This is another example of how the world has changed in form and function:  The glory days of American travel appointments have disappeared into soft-side ubiquity.  Still, Samsonite had their “inflation” ad while American Tourister locked up with an ape to make a point.

Nearly impenetrable luggage made sense, once upon a time.  Today?  Who has anything left of value?

The days of wearing diamonds and jewels at sea are pretty much gone.  I’m meaning my $39 altimeter Timex, though I’m pretty sure on a cruise ship I could find sea level if I put my mind to it.

Elaine may wear a ring or six, but no watches for her.  She’s one of those “gets up when it’s right” and go to bed when tired kind of people. Neither of us fit for digitizing.

Still, week after next should be interesting as I try to sort out how to write a column and upload from Mexico, Belize, and Honduras.

We’ll do pictures along the way…so should be run.  As much as a cruise to celebrate the arrival of the first Social Security check can be considered fun.  Mixed blessing.

OK, off to slam into some headlines…

Write when yahoo break-even…

George  george@ure.net

Comments

Coping: With Presidents’ Day — 10 Comments

  1. As regards the “prayers direct” reader: Jesus did not say pray to him. Praying to the dead is verboten as well. What Jesus did say about praying, is to pray like this: “Our Father, who art in heaven … ” There’s more, anyone with interest can Google the rest. So, looks like the reader is doing as we were told to do anyhow.

  2. No visible neighbors, and only a dog barking in the distance. What a wonderful case of American exceptionalism. How many humans on the earth can afford to live like that?Not the 90 plus humans who lived a subsidence lifestyle in order for each of you (Americans) to have that life.

    My wife and I walked to coffee today. Greeted 8 Ecuadorians on the street by first name, had more than 16 people stop by our table for a hug or a chat. Half were not Americans. Spontaneously sang happy birthday for one of them. Home for lunch to free up our table for the lunch crowd. Nap in my recliner after lunch, dog barking, roosters crowing, screaming kids throwing water in the street. (It’s carnivale week.) A hike up the mountain after 4PM when the uv goes down. Will do about 500 ft vertical during the three miles. Seems like once a human de-stresses, noise is no longer a factor in one’s life. My blood pressure is lower than it has ever been. It helps to be able to look out the window and see beauty in every direction.
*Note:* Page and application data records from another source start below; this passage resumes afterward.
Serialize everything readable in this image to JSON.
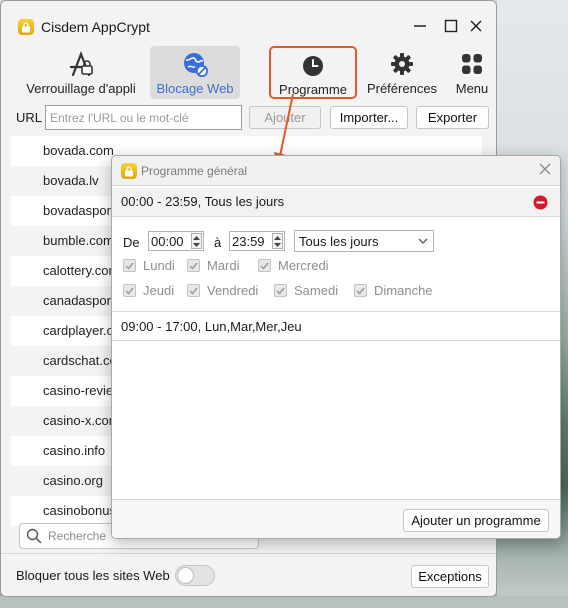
{
  "window": {
    "title": "Cisdem AppCrypt"
  },
  "toolbar": {
    "app_lock": "Verrouillage d'appli",
    "web_block": "Blocage Web",
    "schedule": "Programme",
    "preferences": "Préférences",
    "menu": "Menu"
  },
  "url_bar": {
    "label": "URL",
    "placeholder": "Entrez l'URL ou le mot-clé",
    "add": "Ajouter",
    "import": "Importer...",
    "export": "Exporter"
  },
  "sites": [
    "bovada.com",
    "bovada.lv",
    "bovadasports.com",
    "bumble.com",
    "calottery.com",
    "canadasportsbetting.ca",
    "cardplayer.com",
    "cardschat.com",
    "casino-reviews.net",
    "casino-x.com",
    "casino.info",
    "casino.org",
    "casinobonus.com"
  ],
  "search": {
    "placeholder": "Recherche"
  },
  "footer": {
    "block_all_label": "Bloquer tous les sites Web",
    "block_all_on": false,
    "exceptions": "Exceptions"
  },
  "dialog": {
    "title": "Programme général",
    "schedule1": "00:00 - 23:59, Tous les jours",
    "from_label": "De",
    "from_time": "00:00",
    "to_label": "à",
    "to_time": "23:59",
    "repeat": "Tous les jours",
    "days": [
      "Lundi",
      "Mardi",
      "Mercredi",
      "Jeudi",
      "Vendredi",
      "Samedi",
      "Dimanche"
    ],
    "schedule2": "09:00 - 17:00, Lun,Mar,Mer,Jeu",
    "add_schedule": "Ajouter un programme"
  },
  "colors": {
    "accent_blue": "#3b6fd8",
    "highlight_orange": "#e25a2b",
    "remove_red": "#d11a2a"
  }
}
  3. A 3 day weekend ? You must not be living in the right place! It’s Mardi Gras in Lafayette, LA. Most people have a 4 or 5 day weekend.

  4. The ‘spot’ video from BD and the research into compunism really reminds me of one of my favorite video shorts- ‘Keloid’. Seems like a relatively plausible outcome of the current advances being made in AI. http://biglazyrobot.com/keloid/ Now if only they’d make a feature film out of it! :-)

    Great information on compunism, George! Really enjoyed the long version yesterday. Keep up the great work!

    • Yet another reason why people who read Urban are only getting half the story. The deeper thinking is on Peoplenomics.
      Saturday, we’ll show on compunism has wrecked the music industry.
      Give me a network and enough software and I can wreck any industry you name.
      Hell…even the world’s oldest profession has been replaced with webcams and porn.
      So THIS is progress?

  5. George, I found this note on another site this morning, thought I would share. Hanjin shipping is pulling out of Portland. They are the biggest (one of?)shipping companies coming into the port there. Will someone else take advantage of the gap? If not, probably hundreds of high paying jobs lost and higher freight costs for a good section of the country.

  6. George: I think that you should just relax on your cruise – no flying, no scanning news headlines, no writing columns. That is what a ‘get-away’ should be, especially, since you are so diligent with your just about every day columns. Having been a reader from the very beginning, I think you are entitled to some dedicated r&r.

  7. Hi George,

    Like you we are getting ready to sail. We leave out of San Pedro Calif. Feb. 17th on the Princess ship Grande. It is a 15 day trip to Hawaii with a stop in Ensenada.

    Have a great trip and we will be looking forward to reading your blog each morning.

    Bill & Maxine Jackson